The 5 Reasons why Relationships Break Down at Christmas
In this video, Accredited Family Law Specialist, Stephen Page discusses the common reasons why relationships can fracture over the Christmas period.
G’day, Stephen Page from Page Provan Family and Fertility Lawyers. What I’m talking about today are the five things that go wrong at Christmas when relationships break down and what to do about it?
One of the things that we see as family lawyers is what happens in January. Because typically in January, we get the call or the email from someone who says, Guess what? I broke up over Christmas, doom and gloom, disaster.
I think one of the standout cases I had, which regrettably got reported as number one, number two, number three, right up to number ten, that had so many judgments, was exactly a case like that where I asked for the husband and the wife decided that she was going to take $600,000 out of the bank account without telling my client, and real disaster.
But that case is really an exception. The usual type of cases, they’ve got five things with them that go wrong over Christmas. The first is the obvious, it’s hot. When it’s hot, people argue. When it’s cold, they don’t tend to argue as much.
So if you’re hot and irritable, chances are your relationship is going to break down, or at least chances make it worse if you’re on the edge anyway. The second is alcohol. We all know people drink too much at Christmas, and when they do, inhibitions are released, and as a result of which there’s a higher chance of fighting.
The third one is debt. Credit card debt is a real problem at Christmas. Try and keep it in check because when those bills come in, that’s often when the relationship ends, when all the spending is there, there’s no means to pay it all. The relationship is under great strain.
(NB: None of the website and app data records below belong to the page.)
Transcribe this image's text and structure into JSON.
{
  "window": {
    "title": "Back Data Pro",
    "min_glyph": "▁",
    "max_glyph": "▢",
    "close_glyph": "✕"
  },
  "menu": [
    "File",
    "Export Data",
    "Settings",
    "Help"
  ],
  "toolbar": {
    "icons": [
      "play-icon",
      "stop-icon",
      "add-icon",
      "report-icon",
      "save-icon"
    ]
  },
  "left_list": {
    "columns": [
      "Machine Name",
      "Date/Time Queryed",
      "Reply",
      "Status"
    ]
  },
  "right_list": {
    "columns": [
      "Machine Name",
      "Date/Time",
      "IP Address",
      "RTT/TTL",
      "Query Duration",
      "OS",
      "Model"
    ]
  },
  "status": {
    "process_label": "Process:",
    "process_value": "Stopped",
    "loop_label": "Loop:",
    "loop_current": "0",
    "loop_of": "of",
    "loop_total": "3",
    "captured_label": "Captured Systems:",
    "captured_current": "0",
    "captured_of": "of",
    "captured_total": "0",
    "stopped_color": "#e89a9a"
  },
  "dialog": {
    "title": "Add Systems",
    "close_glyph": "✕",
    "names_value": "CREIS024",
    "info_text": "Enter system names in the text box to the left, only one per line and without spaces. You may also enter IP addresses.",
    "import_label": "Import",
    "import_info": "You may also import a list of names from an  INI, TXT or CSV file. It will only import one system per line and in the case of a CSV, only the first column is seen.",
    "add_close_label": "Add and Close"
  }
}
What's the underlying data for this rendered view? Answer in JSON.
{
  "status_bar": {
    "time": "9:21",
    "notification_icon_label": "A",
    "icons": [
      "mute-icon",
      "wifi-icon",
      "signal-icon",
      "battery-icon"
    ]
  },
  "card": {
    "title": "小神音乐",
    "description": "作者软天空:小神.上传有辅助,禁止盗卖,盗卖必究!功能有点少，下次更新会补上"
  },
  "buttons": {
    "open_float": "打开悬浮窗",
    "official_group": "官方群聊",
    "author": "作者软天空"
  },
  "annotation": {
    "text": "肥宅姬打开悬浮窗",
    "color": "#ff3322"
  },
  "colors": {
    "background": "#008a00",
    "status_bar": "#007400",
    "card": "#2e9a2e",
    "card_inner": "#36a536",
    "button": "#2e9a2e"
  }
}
The fourth one is the other obvious that we all have to deal with every Christmas, the relatives.
Now, it might be the mother in law you don’t like, or the crazy uncle. But these are the members of family who turn up at Christmas, you argue about whether or not they should be there, or whether you’re going to see them, and then they’ll tell you about what they think, whether you want to hear it or not.
Sadly, there’s probably not much you can do about them unless it is to avoid them or make a decision about whether or not to have them at Christmas, and the final one that’s all connected with all of these is, sadly, again, family violence.
Family violence is all too prevalent at Christmas and these features arguing about money, arguing about relatives, the heat, and alcohol, mix them all together and you’ve got a perfect equation for family violence occurring. What to do about it? Well, obviously, if you need to get out, get out.
If you need to get help from police, phone triple 0, and if you’re a woman seeking help, you can phone in Queensland, you can phone the domestic violence hotline, 1800 811 811, that’s DB Connect. They can give you some immediate help and refer you through to agencies, but the other one is the obvious.
The sooner you get legal advice over Christmas, when things have gone wrong, the better, and it doesn’t mean you’re heading off to court. Most family lawyers don’t want you to go to court. Our duty is to try and help you settle and help you fix your problems. We’ll often refer you off to a good counsellor.
But getting that advice at the beginning is critical. Leaving it too late may make matters worse. Take care over Christmas. I hope you aren’t visited by all these problems, these problems are all too common. But if they happen to be upon you, get legal advice as soon as you can.